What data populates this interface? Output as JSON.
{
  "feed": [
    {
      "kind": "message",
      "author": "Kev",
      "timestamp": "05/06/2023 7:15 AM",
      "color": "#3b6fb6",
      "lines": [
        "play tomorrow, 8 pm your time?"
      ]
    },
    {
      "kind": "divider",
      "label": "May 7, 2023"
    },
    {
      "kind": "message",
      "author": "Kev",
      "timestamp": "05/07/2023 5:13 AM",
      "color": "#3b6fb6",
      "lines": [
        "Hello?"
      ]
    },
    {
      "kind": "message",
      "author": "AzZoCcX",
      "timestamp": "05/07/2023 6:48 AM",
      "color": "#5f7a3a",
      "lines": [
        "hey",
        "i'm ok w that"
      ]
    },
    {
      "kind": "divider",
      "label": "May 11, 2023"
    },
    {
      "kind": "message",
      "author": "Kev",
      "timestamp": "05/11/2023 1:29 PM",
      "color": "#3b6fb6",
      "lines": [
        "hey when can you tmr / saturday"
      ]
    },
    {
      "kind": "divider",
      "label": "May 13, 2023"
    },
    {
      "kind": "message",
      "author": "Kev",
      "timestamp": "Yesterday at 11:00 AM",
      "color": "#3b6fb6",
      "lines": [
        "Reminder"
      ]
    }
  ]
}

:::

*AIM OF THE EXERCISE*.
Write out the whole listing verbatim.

*FINISHED EXERCISE*.
What data populates this interface? Output as JSON.
{
  "feed": [
    {
      "kind": "message",
      "author": "Kev",
      "timestamp": "05/06/2023 7:15 AM",
      "color": "#3b6fb6",
      "lines": [
        "play tomorrow, 8 pm your time?"
      ]
    },
    {
      "kind": "divider",
      "label": "May 7, 2023"
    },
    {
      "kind": "message",
      "author": "Kev",
      "timestamp": "05/07/2023 5:13 AM",
      "color": "#3b6fb6",
      "lines": [
        "Hello?"
      ]
    },
    {
      "kind": "message",
      "author": "AzZoCcX",
      "timestamp": "05/07/2023 6:48 AM",
      "color": "#5f7a3a",
      "lines": [
        "hey",
        "i'm ok w that"
      ]
    },
    {
      "kind": "divider",
      "label": "May 11, 2023"
    },
    {
      "kind": "message",
      "author": "Kev",
      "timestamp": "05/11/2023 1:29 PM",
      "color": "#3b6fb6",
      "lines": [
        "hey when can you tmr / saturday"
      ]
    },
    {
      "kind": "divider",
      "label": "May 13, 2023"
    },
    {
      "kind": "message",
      "author": "Kev",
      "timestamp": "Yesterday at 11:00 AM",
      "color": "#3b6fb6",
      "lines": [
        "Reminder"
      ]
    }
  ]
}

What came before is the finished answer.